Invasive Exotic Plants

 

WHAT IS AN INVASIVE EXOTIC PLANT?

Chinese tallow (popcorn tree) leaves and fruit

An exotic plant is one that has been introduced to an area from outside its native range, either accidentally or purposefully. Over time, many of these exotic plant species become naturalized, meaning that they are capable of sustaining themselves outside of their original ranges.

An invasive exotic plant is a naturalized exotic plant that spreads throughout the environment and displaces existing native vegetation by out-competing native species. These invasive plants often thrive because the naturally limiting factors that kept them under control in their native range (e.g., diseases and insects) are missing. The invasive exotic species are able to dominate native plants, and eventually alter the natural environment.

WHY SHOULD I CARE?

According to the University of South Florida, nearly one-third of the plants growing wild in Florida are non-native, and many are becoming serious problems. Once invasive plants take over our native plants, Florida’s natural biodiversity is destroyed. It costs billions of dollars to control invasive exotic plants and it is usually very difficult to eradicate them completely.

ARE THERE INVASIVE EXOTIC PLANTS IN MY AREA?

Yes!!  There are several species of invasive exotics that have become problematic in Northwest Florida.

Click here for a list of:  Invasive Exotic Plants in Northwest Florida

Bay County Conservancy volunteers continue to work diligently to remove (and prevent the spread of) several species of  invasive exotic plants that have intruded on some Conservancy properties. The worst offenders are: Chinese Tallow (popcorn tree), Japanese Climbing Fern, Chinese Privet, Wild Taro, and Air Potatoes. More information about some of these plant species can be found by clicking on the links below:

Spraying popcorn tree “resprouts”

Chinese Tallow (Popcorn Tree) “Exotic Ornamental Gone Wild”

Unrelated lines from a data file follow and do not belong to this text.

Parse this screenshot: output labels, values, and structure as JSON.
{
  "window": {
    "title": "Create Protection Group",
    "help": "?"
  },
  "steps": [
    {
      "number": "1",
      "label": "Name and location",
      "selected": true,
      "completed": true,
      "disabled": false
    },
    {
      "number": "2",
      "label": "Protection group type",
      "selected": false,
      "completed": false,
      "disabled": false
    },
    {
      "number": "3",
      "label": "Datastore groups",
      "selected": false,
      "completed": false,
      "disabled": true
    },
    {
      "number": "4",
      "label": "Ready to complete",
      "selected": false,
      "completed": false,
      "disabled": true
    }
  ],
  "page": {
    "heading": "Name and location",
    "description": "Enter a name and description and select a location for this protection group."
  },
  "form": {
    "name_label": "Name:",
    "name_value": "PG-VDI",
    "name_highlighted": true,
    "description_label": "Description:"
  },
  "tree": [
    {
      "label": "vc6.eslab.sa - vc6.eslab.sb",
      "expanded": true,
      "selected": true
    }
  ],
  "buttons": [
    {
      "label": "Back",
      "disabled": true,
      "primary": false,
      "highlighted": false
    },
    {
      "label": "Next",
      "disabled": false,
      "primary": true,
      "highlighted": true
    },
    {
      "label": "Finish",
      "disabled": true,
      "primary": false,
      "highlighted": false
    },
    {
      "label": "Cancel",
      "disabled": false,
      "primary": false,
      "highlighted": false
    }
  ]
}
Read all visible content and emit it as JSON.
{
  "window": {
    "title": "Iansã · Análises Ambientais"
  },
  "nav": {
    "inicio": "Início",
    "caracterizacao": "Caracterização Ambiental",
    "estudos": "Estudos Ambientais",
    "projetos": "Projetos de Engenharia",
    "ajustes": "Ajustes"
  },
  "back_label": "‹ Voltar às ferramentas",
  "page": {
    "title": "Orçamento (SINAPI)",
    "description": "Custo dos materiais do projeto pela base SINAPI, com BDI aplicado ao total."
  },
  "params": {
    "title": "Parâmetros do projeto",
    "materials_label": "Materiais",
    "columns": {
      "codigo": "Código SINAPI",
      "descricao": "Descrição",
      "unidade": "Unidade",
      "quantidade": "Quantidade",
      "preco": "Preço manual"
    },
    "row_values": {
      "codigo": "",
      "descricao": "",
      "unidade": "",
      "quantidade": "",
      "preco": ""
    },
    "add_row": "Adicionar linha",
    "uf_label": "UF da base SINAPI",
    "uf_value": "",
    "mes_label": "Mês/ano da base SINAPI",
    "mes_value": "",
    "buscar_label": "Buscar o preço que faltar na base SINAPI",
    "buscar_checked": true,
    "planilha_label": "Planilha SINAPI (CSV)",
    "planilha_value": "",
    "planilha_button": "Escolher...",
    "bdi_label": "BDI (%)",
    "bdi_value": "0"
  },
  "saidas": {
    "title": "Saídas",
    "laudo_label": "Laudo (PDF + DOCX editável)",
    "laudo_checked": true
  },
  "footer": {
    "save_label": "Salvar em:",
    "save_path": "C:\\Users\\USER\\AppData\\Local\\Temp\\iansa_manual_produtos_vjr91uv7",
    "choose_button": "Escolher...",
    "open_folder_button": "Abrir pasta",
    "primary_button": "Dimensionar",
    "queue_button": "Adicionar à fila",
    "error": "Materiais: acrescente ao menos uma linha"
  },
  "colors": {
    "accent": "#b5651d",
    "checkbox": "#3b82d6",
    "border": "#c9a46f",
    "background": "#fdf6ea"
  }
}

Air potato (Dioscorea bulbifera)

 

 

For more information about how to identify and eradicate  invasive plants, visit:

The University of Florida’s Center for Aquatic & Invasive Plants

http://plants.ifas.ufl.edu/parks/northwest_region.html

The Florida Exotic Pest Plant Council

http://www.fleppc.org/FLEPPC_main.htm

WHAT CAN I DO TO HELP? 

Learn to identify these and other invasive, exotic weeds.

Remove known invasive plants from your property and  continue to check if plantings are invasive before you purchase them.

Educate friends, neighbors, and local nurseries about the problems caused by invasive, exotic plants.

If you find a weed-infested area, inform the landowner or land manager so they can take steps to control the problem.

Avoid spreading exotic plants you may come in contact with while enjoying outdoor activities by removing seeds & plant fragments from clothing & equipment before leaving the area.

Never take plants from a wild area for transplanting or ornamental purposes if you aren’t sure what they are!